There is a line below that contains "Read all visible content and emit it as JSON.". Please reproduce it and all following lines exactly, through the final one.
#### DATASET ####
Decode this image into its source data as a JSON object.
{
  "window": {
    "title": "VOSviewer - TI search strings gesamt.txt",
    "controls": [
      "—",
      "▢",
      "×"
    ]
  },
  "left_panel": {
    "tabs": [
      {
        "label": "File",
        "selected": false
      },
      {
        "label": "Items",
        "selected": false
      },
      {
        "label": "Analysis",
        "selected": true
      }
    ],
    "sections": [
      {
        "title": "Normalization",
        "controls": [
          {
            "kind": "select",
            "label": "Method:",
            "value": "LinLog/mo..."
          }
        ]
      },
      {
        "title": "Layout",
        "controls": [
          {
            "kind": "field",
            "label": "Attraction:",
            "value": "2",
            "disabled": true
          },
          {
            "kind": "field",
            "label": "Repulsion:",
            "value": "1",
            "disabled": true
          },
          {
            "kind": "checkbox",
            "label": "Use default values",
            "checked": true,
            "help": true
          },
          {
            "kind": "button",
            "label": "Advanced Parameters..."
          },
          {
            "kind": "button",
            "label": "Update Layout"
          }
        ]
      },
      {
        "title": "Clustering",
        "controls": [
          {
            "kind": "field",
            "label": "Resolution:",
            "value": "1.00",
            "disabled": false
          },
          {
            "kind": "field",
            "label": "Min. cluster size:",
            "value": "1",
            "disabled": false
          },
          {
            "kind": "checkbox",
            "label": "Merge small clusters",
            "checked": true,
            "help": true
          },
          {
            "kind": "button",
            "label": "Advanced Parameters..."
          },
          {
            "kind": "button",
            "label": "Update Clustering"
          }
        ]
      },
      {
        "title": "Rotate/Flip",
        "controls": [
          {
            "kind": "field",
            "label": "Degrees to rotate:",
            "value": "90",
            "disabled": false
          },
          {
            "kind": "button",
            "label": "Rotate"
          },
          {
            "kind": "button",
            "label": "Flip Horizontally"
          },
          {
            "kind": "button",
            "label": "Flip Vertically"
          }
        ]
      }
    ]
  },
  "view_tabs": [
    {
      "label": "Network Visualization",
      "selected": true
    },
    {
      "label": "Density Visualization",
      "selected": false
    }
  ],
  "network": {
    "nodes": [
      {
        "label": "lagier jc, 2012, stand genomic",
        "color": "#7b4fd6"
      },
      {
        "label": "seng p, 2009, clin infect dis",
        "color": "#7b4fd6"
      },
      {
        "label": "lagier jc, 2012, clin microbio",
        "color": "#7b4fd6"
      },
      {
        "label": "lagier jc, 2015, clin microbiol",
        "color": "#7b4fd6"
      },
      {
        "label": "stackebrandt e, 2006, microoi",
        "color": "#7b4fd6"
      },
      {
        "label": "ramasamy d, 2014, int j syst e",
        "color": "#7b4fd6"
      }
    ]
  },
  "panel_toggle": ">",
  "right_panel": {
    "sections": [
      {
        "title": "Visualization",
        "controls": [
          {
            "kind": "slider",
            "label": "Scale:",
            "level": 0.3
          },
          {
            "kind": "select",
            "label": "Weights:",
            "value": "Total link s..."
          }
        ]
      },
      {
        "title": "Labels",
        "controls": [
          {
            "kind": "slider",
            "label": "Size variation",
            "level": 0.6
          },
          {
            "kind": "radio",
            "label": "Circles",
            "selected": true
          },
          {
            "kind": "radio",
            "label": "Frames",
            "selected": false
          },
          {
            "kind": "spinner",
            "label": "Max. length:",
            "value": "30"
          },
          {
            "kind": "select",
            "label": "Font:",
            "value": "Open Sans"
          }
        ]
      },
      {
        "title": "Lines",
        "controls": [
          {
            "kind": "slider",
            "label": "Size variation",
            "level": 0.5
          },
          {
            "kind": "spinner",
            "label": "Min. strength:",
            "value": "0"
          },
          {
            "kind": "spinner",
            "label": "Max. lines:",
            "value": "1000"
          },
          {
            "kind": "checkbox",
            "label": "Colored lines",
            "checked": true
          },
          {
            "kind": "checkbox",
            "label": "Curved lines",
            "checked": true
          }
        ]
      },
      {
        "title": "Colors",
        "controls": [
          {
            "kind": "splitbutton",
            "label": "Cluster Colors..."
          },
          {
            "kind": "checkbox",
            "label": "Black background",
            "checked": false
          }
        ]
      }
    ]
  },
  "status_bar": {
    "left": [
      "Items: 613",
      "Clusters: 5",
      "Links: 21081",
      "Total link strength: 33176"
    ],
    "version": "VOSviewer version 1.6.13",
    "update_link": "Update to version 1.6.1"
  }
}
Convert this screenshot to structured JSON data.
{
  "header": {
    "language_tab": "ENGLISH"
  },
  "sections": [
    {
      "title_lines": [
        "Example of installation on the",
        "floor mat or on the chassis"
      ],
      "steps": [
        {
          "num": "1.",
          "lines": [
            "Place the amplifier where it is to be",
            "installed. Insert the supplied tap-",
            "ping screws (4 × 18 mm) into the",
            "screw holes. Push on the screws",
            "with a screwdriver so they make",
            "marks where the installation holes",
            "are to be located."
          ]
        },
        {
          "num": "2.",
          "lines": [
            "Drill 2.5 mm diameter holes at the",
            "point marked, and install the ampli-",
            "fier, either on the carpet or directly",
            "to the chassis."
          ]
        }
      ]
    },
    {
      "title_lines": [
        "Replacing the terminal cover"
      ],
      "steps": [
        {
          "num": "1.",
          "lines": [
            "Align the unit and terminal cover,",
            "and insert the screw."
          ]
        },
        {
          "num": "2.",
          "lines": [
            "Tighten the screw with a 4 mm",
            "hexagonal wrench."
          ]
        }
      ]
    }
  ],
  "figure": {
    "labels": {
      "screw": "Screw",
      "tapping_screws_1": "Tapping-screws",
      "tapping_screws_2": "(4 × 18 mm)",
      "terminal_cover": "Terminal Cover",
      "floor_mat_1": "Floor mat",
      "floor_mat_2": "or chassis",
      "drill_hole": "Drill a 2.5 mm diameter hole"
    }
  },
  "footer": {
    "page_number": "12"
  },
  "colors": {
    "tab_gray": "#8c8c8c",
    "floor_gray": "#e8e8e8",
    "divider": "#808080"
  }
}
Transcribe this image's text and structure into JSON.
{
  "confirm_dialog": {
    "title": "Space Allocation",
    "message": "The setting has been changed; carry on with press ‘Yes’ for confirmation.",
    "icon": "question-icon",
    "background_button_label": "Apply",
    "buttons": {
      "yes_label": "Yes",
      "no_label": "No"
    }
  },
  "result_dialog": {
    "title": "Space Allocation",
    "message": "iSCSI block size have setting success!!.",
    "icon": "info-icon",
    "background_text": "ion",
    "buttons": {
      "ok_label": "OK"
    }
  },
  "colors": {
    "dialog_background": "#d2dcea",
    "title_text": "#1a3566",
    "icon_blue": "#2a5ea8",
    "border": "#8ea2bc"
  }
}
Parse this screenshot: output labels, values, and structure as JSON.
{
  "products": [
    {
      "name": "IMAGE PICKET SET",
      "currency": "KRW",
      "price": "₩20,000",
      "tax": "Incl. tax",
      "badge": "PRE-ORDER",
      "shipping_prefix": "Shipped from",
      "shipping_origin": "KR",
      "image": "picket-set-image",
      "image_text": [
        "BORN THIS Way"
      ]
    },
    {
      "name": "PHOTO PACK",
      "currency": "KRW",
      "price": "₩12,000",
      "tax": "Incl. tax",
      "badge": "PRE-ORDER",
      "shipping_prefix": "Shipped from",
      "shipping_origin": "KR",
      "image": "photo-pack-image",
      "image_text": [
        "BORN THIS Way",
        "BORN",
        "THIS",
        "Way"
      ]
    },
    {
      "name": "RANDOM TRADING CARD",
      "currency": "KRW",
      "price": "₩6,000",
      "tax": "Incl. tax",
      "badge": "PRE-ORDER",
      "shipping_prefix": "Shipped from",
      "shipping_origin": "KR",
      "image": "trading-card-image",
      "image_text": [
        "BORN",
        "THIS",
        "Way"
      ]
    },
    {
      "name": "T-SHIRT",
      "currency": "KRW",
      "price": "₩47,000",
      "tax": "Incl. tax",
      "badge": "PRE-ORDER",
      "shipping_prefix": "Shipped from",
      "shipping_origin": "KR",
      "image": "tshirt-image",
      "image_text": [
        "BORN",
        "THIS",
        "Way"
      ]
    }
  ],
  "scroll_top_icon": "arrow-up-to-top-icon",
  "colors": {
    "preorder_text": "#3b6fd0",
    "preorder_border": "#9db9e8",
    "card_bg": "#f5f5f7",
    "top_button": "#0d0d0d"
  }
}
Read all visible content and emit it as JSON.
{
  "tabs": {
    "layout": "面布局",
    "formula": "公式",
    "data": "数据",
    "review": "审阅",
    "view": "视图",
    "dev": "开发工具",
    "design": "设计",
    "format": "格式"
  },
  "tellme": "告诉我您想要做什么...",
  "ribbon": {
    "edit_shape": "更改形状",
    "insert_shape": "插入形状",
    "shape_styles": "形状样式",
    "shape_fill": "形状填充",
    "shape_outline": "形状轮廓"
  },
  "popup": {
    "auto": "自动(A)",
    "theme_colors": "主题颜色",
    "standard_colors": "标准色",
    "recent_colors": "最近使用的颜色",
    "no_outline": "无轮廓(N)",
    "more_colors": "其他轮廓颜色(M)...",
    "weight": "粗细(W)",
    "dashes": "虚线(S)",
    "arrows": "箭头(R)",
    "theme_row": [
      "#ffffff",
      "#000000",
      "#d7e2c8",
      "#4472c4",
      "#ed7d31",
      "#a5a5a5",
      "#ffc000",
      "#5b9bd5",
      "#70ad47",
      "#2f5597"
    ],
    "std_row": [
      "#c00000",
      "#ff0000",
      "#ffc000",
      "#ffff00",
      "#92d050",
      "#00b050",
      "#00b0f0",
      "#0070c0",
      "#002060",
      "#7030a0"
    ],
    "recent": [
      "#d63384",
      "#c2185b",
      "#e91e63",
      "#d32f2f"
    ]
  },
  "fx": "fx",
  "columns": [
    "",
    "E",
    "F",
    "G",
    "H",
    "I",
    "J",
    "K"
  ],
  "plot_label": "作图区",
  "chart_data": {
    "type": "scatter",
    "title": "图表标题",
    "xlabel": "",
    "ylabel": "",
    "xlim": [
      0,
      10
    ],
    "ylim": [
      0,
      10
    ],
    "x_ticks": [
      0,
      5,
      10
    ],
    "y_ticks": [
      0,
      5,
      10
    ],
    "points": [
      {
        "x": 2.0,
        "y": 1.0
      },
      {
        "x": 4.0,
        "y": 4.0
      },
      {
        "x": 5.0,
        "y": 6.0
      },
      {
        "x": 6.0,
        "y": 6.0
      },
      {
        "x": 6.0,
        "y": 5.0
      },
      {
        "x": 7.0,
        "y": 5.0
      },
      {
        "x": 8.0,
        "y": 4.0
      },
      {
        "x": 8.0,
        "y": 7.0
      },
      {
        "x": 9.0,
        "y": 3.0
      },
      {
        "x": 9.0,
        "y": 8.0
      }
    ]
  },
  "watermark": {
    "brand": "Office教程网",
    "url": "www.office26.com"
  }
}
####
■ **ANSWER SPACE**:
Read all visible content and emit it as JSON.
{
  "tabs": {
    "layout": "面布局",
    "formula": "公式",
    "data": "数据",
    "review": "审阅",
    "view": "视图",
    "dev": "开发工具",
    "design": "设计",
    "format": "格式"
  },
  "tellme": "告诉我您想要做什么...",
  "ribbon": {
    "edit_shape": "更改形状",
    "insert_shape": "插入形状",
    "shape_styles": "形状样式",
    "shape_fill": "形状填充",
    "shape_outline": "形状轮廓"
  },
  "popup": {
    "auto": "自动(A)",
    "theme_colors": "主题颜色",
    "standard_colors": "标准色",
    "recent_colors": "最近使用的颜色",
    "no_outline": "无轮廓(N)",
    "more_colors": "其他轮廓颜色(M)...",
    "weight": "粗细(W)",
    "dashes": "虚线(S)",
    "arrows": "箭头(R)",
    "theme_row": [
      "#ffffff",
      "#000000",
      "#d7e2c8",
      "#4472c4",
      "#ed7d31",
      "#a5a5a5",
      "#ffc000",
      "#5b9bd5",
      "#70ad47",
      "#2f5597"
    ],
    "std_row": [
      "#c00000",
      "#ff0000",
      "#ffc000",
      "#ffff00",
      "#92d050",
      "#00b050",
      "#00b0f0",
      "#0070c0",
      "#002060",
      "#7030a0"
    ],
    "recent": [
      "#d63384",
      "#c2185b",
      "#e91e63",
      "#d32f2f"
    ]
  },
  "fx": "fx",
  "columns": [
    "",
    "E",
    "F",
    "G",
    "H",
    "I",
    "J",
    "K"
  ],
  "plot_label": "作图区",
  "chart_data": {
    "type": "scatter",
    "title": "图表标题",
    "xlabel": "",
    "ylabel": "",
    "xlim": [
      0,
      10
    ],
    "ylim": [
      0,
      10
    ],
    "x_ticks": [
      0,
      5,
      10
    ],
    "y_ticks": [
      0,
      5,
      10
    ],
    "points": [
      {
        "x": 2.0,
        "y": 1.0
      },
      {
        "x": 4.0,
        "y": 4.0
      },
      {
        "x": 5.0,
        "y": 6.0
      },
      {
        "x": 6.0,
        "y": 6.0
      },
      {
        "x": 6.0,
        "y": 5.0
      },
      {
        "x": 7.0,
        "y": 5.0
      },
      {
        "x": 8.0,
        "y": 4.0
      },
      {
        "x": 8.0,
        "y": 7.0
      },
      {
        "x": 9.0,
        "y": 3.0
      },
      {
        "x": 9.0,
        "y": 8.0
      }
    ]
  },
  "watermark": {
    "brand": "Office教程网",
    "url": "www.office26.com"
  }
}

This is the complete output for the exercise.